THE INPUT START

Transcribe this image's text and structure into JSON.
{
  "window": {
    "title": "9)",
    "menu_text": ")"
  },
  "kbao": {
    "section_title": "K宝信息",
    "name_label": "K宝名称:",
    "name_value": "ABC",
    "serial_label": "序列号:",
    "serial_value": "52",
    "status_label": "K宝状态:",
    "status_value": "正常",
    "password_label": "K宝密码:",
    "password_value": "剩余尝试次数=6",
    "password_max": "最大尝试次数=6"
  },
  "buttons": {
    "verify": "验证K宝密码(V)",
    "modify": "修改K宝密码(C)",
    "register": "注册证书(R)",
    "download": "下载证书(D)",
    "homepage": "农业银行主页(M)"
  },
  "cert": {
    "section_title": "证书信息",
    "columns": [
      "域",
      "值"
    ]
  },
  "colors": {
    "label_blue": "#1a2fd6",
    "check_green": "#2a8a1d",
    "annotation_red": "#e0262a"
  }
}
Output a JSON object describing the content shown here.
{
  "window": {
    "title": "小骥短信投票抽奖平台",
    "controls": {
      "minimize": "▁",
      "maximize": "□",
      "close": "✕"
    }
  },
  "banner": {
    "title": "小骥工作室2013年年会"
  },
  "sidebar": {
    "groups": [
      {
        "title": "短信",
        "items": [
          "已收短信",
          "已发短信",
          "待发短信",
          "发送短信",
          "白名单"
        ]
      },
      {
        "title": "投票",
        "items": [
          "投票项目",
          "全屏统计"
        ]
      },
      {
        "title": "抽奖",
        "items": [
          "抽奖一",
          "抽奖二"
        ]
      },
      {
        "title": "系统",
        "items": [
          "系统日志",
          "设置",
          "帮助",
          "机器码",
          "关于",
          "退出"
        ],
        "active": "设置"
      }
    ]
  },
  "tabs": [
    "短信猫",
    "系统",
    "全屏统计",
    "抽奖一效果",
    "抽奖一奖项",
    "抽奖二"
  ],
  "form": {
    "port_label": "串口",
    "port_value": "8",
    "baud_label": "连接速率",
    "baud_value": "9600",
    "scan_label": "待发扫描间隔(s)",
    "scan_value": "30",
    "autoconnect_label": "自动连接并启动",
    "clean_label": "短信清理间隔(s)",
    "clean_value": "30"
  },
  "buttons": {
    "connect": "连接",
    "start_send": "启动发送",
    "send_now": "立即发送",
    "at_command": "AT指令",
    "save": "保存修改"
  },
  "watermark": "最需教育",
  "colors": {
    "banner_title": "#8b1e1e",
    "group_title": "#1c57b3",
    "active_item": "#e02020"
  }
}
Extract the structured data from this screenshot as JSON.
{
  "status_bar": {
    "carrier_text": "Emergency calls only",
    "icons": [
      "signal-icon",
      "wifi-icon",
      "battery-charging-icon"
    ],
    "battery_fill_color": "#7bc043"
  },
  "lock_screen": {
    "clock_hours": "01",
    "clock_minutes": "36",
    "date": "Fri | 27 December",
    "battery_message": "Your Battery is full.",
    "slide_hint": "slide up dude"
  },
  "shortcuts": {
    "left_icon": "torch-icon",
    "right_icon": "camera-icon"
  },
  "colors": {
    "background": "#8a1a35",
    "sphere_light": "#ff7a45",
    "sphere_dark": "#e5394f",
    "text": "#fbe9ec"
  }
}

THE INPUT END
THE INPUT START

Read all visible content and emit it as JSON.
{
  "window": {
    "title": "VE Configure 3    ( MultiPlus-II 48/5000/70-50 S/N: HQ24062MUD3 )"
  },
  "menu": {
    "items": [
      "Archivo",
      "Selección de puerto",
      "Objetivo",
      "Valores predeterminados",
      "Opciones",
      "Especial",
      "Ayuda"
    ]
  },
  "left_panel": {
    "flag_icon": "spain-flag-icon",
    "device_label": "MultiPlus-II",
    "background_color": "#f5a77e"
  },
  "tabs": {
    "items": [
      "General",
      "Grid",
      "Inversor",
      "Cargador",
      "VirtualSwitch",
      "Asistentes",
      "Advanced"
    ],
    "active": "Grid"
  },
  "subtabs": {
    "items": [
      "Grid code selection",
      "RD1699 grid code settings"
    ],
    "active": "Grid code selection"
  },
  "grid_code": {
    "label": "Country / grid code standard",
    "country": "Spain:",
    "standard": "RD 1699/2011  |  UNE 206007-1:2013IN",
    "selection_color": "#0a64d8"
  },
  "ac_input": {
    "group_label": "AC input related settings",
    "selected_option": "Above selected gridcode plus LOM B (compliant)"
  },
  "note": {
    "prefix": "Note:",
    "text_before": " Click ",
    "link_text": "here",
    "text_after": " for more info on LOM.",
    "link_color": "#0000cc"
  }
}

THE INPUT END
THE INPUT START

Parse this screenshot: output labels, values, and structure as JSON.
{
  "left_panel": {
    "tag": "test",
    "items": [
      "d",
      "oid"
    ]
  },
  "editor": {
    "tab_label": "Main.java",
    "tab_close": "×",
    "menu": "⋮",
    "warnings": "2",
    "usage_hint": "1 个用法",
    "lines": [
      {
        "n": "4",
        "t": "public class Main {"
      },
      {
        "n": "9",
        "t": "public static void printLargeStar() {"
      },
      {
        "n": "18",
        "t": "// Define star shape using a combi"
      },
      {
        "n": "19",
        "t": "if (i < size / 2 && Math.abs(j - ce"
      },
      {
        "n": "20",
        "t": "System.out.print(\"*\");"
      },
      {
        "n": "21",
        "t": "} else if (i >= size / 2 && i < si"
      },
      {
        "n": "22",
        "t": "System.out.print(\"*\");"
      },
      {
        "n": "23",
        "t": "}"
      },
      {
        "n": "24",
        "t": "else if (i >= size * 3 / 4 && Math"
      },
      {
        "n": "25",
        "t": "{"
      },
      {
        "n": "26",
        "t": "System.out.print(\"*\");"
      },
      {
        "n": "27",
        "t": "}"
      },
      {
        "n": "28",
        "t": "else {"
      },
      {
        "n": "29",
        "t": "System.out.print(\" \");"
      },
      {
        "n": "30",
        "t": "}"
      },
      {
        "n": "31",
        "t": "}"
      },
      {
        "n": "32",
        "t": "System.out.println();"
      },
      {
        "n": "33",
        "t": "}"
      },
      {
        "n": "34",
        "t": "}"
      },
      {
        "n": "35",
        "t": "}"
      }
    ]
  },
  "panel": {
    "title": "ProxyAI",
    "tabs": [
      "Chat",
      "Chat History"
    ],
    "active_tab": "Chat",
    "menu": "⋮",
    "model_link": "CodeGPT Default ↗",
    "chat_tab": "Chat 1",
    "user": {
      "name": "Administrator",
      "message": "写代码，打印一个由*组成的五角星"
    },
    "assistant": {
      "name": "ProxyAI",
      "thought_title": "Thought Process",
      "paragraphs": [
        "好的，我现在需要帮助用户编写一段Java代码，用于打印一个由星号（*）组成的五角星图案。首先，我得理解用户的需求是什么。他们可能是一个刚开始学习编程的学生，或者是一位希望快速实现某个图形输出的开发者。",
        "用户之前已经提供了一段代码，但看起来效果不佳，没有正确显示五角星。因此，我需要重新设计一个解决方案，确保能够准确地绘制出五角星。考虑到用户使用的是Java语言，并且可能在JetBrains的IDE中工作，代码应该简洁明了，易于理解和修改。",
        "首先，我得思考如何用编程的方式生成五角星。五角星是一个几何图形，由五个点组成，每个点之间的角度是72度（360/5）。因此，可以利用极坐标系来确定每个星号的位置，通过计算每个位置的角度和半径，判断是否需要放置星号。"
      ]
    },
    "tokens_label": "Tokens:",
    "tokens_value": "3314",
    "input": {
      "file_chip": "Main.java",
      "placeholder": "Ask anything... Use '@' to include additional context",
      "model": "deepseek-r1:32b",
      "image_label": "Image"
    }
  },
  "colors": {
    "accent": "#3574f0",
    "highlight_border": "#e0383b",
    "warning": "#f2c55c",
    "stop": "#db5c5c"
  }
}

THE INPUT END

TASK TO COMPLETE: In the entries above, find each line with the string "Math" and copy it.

THE COMPLETED TASK:
        "t": "if (i < size / 2 && Math.abs(j - ce"
        "t": "else if (i >= size * 3 / 4 && Math"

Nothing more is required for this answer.